But that $100 million is extraordinary. That should have been enough to get out of the low 40s in terms of support (she ended up with 43.4 percent of the vote). However, she blew through all that money and still ended up in debt because her spending habits were just insane.
I guess Georgia taxpayers dodged a bullet when you think about it.
Anyway, the expenditures are coming out and it’s nothing short of baffling how anyone who isn’t delusional would think some of these things are a good idea. It’s clear from a lot of it that Abrams 1) was heavily dependent on the youth vote and 2) had no idea how to reach them.
Via National Review:
Some of the campaign’s lavish expenditures included the rental of a home near Piedmont Park in Atlanta, which Abrams envisioned as a “hype house” for TikTok videos but which was ultimately underutilized, staffers told the Atlanta Journal-Constitution.

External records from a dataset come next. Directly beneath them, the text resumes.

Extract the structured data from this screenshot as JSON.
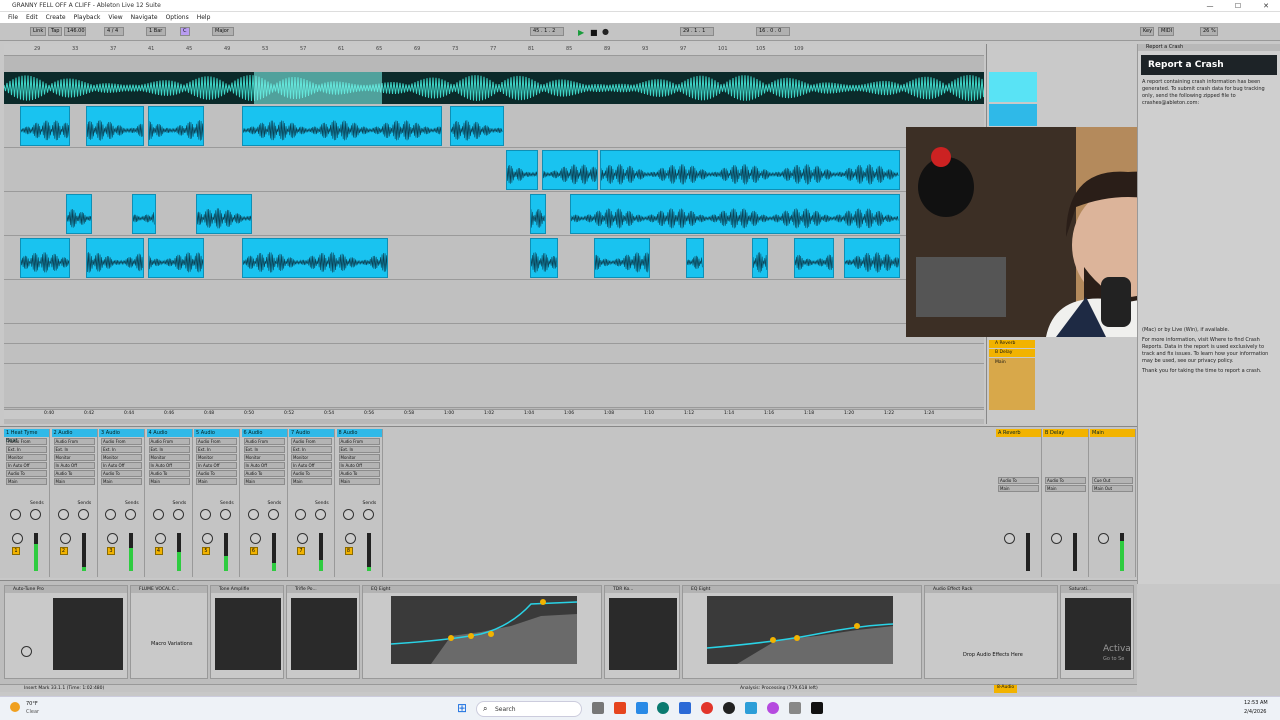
{
  "window": {
    "title": "GRANNY FELL OFF A CLIFF - Ableton Live 12 Suite",
    "min": "—",
    "max": "☐",
    "close": "✕"
  },
  "menu": [
    "File",
    "Edit",
    "Create",
    "Playback",
    "View",
    "Navigate",
    "Options",
    "Help"
  ],
  "transport": {
    "link": "Link",
    "tap": "Tap",
    "tempo": "146.00",
    "sig": "4 / 4",
    "bar": "1 Bar",
    "key": "C",
    "scale": "Major",
    "pos": "45 . 1 . 2",
    "loop": "29 . 1 . 1",
    "len": "16 . 0 . 0",
    "key_label": "Key",
    "midi": "MIDI",
    "cpu": "26 %"
  },
  "ruler": [
    "29",
    "33",
    "37",
    "41",
    "45",
    "49",
    "53",
    "57",
    "61",
    "65",
    "69",
    "73",
    "77",
    "81",
    "85",
    "89",
    "93",
    "97",
    "101",
    "105",
    "109"
  ],
  "time_ruler": [
    "0:40",
    "0:42",
    "0:44",
    "0:46",
    "0:48",
    "0:50",
    "0:52",
    "0:54",
    "0:56",
    "0:58",
    "1:00",
    "1:02",
    "1:04",
    "1:06",
    "1:08",
    "1:10",
    "1:12",
    "1:14",
    "1:16",
    "1:18",
    "1:20",
    "1:22",
    "1:24"
  ],
  "tracks": [
    "1 Heat Tyme Beat",
    "2 Audio",
    "3 Audio",
    "4 Audio",
    "5 Audio",
    "6 Audio",
    "7 Audio",
    "8 Audio"
  ],
  "returns": [
    "A Reverb",
    "B Delay",
    "Main"
  ],
  "mixer_labels": {
    "audio_from": "Audio From",
    "ext_in": "Ext. In",
    "monitor": "Monitor",
    "in": "In",
    "auto": "Auto",
    "off": "Off",
    "audio_to": "Audio To",
    "main": "Main",
    "sends": "Sends",
    "cue_out": "Cue Out",
    "main_out": "Main Out",
    "post": "Post"
  },
  "track_numbers": [
    "1",
    "2",
    "3",
    "4",
    "5",
    "6",
    "7",
    "8"
  ],
  "crash": {
    "header": "Report a Crash",
    "title": "Report a Crash",
    "p1": "A report containing crash information has been generated. To submit crash data for bug tracking only, send the following zipped file to crashes@ableton.com:",
    "p2": "(Mac) or by Live (Win), if available.",
    "p3": "For more information, visit Where to find Crash Reports. Data in the report is used exclusively to track and fix issues. To learn how your information may be used, see our privacy policy.",
    "p4": "Thank you for taking the time to report a crash."
  },
  "devices": [
    {
      "name": "Auto-Tune Pro"
    },
    {
      "name": "FLUME VOCAL C..."
    },
    {
      "name": "Tone Amplifie"
    },
    {
      "name": "Trifle Po..."
    },
    {
      "name": "EQ Eight"
    },
    {
      "name": "TDR Ko..."
    },
    {
      "name": "EQ Eight"
    },
    {
      "name": "Audio Effect Rack"
    },
    {
      "name": "Saturati..."
    }
  ],
  "device_text": {
    "macro": "Macro Variations",
    "drop": "Drop Audio Effects Here",
    "activate": "Activa",
    "activate2": "Go to Se"
  },
  "status": {
    "left": "Insert Mark 33.1.1 (Time: 1:02:480)",
    "mid": "Analysis: Processing (779,618 left)",
    "track": "8-Audio"
  },
  "taskbar": {
    "weather_temp": "70°F",
    "weather": "Clear",
    "search": "Search",
    "time": "12:53 AM",
    "date": "2/4/2026"
  },
  "colors": {
    "clip": "#19c3f0",
    "accent": "#f2b300",
    "track_header": "#2fb9e8"
  }
}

Some aides occupied the empty large house as a work space. It can now be rented for $12,500 a month, the publication noted.
The campaign’s youth outreach strategy also proved pricey. Against the better judgement of many staffers, who found the idea irresponsible, Abrams launched a pop-up shop and “swag truck” to hand out merchandise, such as T-shirts and hoodies.
She, like so many, spent a ton of money on polls, and you have to wonder if they were lying to her in order to keep her in the race and spending money on them.
Abrams burned through cash on polls that ended up being inconsequential and consultants whose contributions were unclear, staffers also said.
Many employees in the campaign were given generous salaries compared to other candidates’ teams. For example, the campaign advertised paid canvasser jobs at $15 an hour, higher than the typical rate, according to a Georgia Tech blog discovered by the Journal-Constitution.
But money became so tight that most of the 180 full-time staffers were given an abrupt paycheck cutoff date — just a week after the November election.
“People have told me they have no idea how they’re going to pay their rent in January,” one former staffer told Axios. “It was more than unfortunate. It was messed up.”
I feel bad for the staffers. They were led on by this woman who was lying to herself and everyone around her that she could take Georgia back from Kemp, and even as she failed, she managed to throw everyone but herself under the bus. The good news is that her political career is pretty much over. I mean, this is the woman who has for years sucked up a lot of money the Democrats could have used elsewhere, openly campaigned to be Joe Biden’s running mate, and spent $100 million to lose not the run-off but the general election by eight points.
I am sure there is no small number of Georgia Democrats who quietly hope she goes away after this. She’s been a delusional distraction for four years, and while the press may love her, I have the feeling that her own party back home is tired of her taking the spotlight and resources they’d like to have to try and claw some of the GOP’s support back to their side.
Which makes it all the more likely that, when 2024 comes around, I’ll be cheering “Run, Stacey, Run.”